The third skill is to timely exploit that unique possibility to gain this decisive advantage on the road towards the desired result.
See also the principles of the way of the strategy

Thursday 21 March 2013

Learning from the mental transformation process

Training to transform the mind is in Asian Bhuddism often depicted as a man trying to catch an ox or a monk walking with an elephant. In a posting some years ago I tried to summarize my learning for behaviour change from the Zen story of taming the ox:

1. analyzing the situation
2. identifying the behaviour we want to change
3. defining desired behaviour
4. analyzing obstacles for change
5. analyzing motives for change
6. making change easy
7. making the new behaviour normal and desirable
8. change has turned into a habit
9. we understand everything changes and all phenomena are interdependent
10. we apply the learning about change in other spheres of life.
Most important is to realize that the end is not static, but the beginning of a new cycle to create  more impact.

Wednesday 20 March 2013

The secret of change

The secret of change is not to focus all your energy on fighting the old, but to focus on building the new. This quote from Socrates keeps creeping up in my mind while working with the new European Natura 2000 strategic planning tool. This Prioritized Action Framework  (PAF) focuses on threats to species and habitats. The tool tries to analyze all the reasons why we are losing biodiversity and tries to provide priority reasons and measures for investing in biodiversity. 

I wonder whether it would lead to real change. To focus on reasons is almost like to focus on excuses why we did not achieve conservation results in the first place. It is almost as giving in to the habit of procrastination, not doing what we set out to do and getting away with. This common psychological 'failure' habit of people, institutions and society is the key obstacle for conserving biodiversity. 

So maybe the tool should focus or at least also make an effort to focus on what we can learn from conservation results and how we can realize more results. Results are driven by success habits, e.g. commitment, consistent action, accountability, doing the right things and joint celebration. The tool we need should help create a psychological environment that drives us to positive action. In the end change only takes place through action. Maybe conservationists in the European Commission, in governments and elsewhere should pay more attention to the psychology for a better world

Monday 4 March 2013

Psychology for a Better World

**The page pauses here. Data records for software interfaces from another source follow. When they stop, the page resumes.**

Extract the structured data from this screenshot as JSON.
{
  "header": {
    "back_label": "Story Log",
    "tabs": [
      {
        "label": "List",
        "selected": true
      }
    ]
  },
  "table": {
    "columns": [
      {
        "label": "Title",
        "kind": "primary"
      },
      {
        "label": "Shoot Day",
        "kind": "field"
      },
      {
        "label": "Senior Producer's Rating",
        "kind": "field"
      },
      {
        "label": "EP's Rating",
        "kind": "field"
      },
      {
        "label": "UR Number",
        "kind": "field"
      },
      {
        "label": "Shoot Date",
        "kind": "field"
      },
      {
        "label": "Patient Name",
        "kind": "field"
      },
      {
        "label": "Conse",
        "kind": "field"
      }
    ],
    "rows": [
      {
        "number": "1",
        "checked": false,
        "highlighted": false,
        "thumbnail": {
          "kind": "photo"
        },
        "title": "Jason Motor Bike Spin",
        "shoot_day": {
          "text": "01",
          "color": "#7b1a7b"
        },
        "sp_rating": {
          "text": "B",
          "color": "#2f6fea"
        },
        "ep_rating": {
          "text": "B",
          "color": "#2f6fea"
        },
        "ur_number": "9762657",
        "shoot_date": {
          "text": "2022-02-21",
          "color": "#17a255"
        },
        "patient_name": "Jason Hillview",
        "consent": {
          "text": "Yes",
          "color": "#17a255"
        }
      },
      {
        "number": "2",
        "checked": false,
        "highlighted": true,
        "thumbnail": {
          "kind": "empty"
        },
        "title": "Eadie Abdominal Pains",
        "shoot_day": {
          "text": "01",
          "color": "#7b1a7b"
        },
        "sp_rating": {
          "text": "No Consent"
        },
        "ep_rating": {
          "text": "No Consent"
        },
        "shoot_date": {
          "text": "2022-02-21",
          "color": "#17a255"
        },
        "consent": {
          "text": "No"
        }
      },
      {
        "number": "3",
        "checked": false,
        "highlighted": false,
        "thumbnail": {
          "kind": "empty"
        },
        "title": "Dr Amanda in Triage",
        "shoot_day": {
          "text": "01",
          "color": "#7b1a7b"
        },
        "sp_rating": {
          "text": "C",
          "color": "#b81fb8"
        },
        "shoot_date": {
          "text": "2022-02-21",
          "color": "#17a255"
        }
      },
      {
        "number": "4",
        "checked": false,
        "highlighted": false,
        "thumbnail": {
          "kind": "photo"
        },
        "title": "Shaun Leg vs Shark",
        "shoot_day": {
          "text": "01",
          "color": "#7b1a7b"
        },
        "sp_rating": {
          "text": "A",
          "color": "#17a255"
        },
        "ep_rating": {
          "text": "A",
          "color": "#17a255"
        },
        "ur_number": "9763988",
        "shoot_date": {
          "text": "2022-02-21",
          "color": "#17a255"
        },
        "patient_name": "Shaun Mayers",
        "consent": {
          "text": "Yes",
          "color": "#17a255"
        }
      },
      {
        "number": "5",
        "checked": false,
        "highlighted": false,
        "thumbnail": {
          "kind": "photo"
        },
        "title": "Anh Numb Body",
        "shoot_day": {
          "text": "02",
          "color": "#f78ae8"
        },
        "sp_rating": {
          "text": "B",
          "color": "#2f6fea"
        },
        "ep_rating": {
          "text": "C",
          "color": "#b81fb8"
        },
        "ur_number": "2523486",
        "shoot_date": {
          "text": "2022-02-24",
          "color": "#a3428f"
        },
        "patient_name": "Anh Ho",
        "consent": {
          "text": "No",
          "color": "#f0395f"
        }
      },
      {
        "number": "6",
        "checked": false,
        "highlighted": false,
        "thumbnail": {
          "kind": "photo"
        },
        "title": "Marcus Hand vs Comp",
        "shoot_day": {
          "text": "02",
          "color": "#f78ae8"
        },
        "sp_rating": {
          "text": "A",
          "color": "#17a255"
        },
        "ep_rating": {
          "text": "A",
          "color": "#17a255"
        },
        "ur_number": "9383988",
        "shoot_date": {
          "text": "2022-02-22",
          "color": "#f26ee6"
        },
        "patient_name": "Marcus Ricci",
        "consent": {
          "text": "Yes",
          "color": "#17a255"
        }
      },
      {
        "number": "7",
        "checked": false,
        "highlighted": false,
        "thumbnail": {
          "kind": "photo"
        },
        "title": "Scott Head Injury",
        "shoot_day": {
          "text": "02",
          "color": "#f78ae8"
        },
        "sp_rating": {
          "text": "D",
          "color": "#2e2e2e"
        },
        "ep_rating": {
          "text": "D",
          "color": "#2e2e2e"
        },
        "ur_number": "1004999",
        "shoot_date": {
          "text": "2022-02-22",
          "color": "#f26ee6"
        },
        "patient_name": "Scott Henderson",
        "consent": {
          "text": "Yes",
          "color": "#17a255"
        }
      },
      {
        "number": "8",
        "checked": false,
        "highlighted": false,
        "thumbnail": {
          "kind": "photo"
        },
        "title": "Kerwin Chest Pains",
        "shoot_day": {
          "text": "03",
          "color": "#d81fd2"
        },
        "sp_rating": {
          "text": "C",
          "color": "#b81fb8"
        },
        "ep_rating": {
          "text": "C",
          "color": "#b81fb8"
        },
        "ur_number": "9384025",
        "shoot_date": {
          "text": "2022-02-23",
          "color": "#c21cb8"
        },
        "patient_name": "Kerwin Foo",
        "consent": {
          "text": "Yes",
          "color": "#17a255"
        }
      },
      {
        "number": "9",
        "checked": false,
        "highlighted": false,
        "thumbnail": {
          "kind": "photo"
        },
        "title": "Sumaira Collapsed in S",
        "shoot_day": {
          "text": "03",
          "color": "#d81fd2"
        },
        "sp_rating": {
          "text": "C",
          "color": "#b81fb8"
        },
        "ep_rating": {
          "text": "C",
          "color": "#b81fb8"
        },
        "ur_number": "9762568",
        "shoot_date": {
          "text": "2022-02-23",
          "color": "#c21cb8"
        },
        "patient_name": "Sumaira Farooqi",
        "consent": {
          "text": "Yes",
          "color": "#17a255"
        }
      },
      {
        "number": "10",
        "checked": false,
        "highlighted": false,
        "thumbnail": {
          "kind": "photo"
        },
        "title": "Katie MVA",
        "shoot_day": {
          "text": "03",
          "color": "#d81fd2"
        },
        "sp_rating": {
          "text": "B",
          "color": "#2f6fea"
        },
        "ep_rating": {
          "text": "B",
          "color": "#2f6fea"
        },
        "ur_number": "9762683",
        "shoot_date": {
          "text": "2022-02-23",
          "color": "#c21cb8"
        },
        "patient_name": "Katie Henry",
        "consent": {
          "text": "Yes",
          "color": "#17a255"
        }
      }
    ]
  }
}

Psychology offers three core ideas if you want to make a difference towards sustainabvility:
1. People are happiness seekers. Connecting with people's desire for happiness triggers positive change qualities like creativity, cooperation and openness to change. We need to appeal to these positive emotions.
2. People are social. People are natural imitators. People change behaviour to blend with their environment. Doing and viewing are overlapping brainprocesses. So play into the idea what is normal and make visible sustainable behaviours of individuals and organizartions, so that they become normal.
3. People want to be good. They want to protect innocent others, and to be fair to others. These moral behavours are very powerful. Frame issues as social justice and make people to live up to their values. What they do in their lifestyle, what they do in their organizations and what they do as members of civil society.
Download Niki Harre's publication.

Friday 1 March 2013

Communicating climate change realities

Introducing Reality Drop from Climate Reality on VimeoSocial media can help unmask climate change myths and denialz. The Reality Drop website highlights 106 of the most common myths about climate change, and provides easy, succinct ways to respond with the truth. The site is an innovative social media tool that educates users about the reality of climate change and also uses modern gaming techniques to combat climate denial.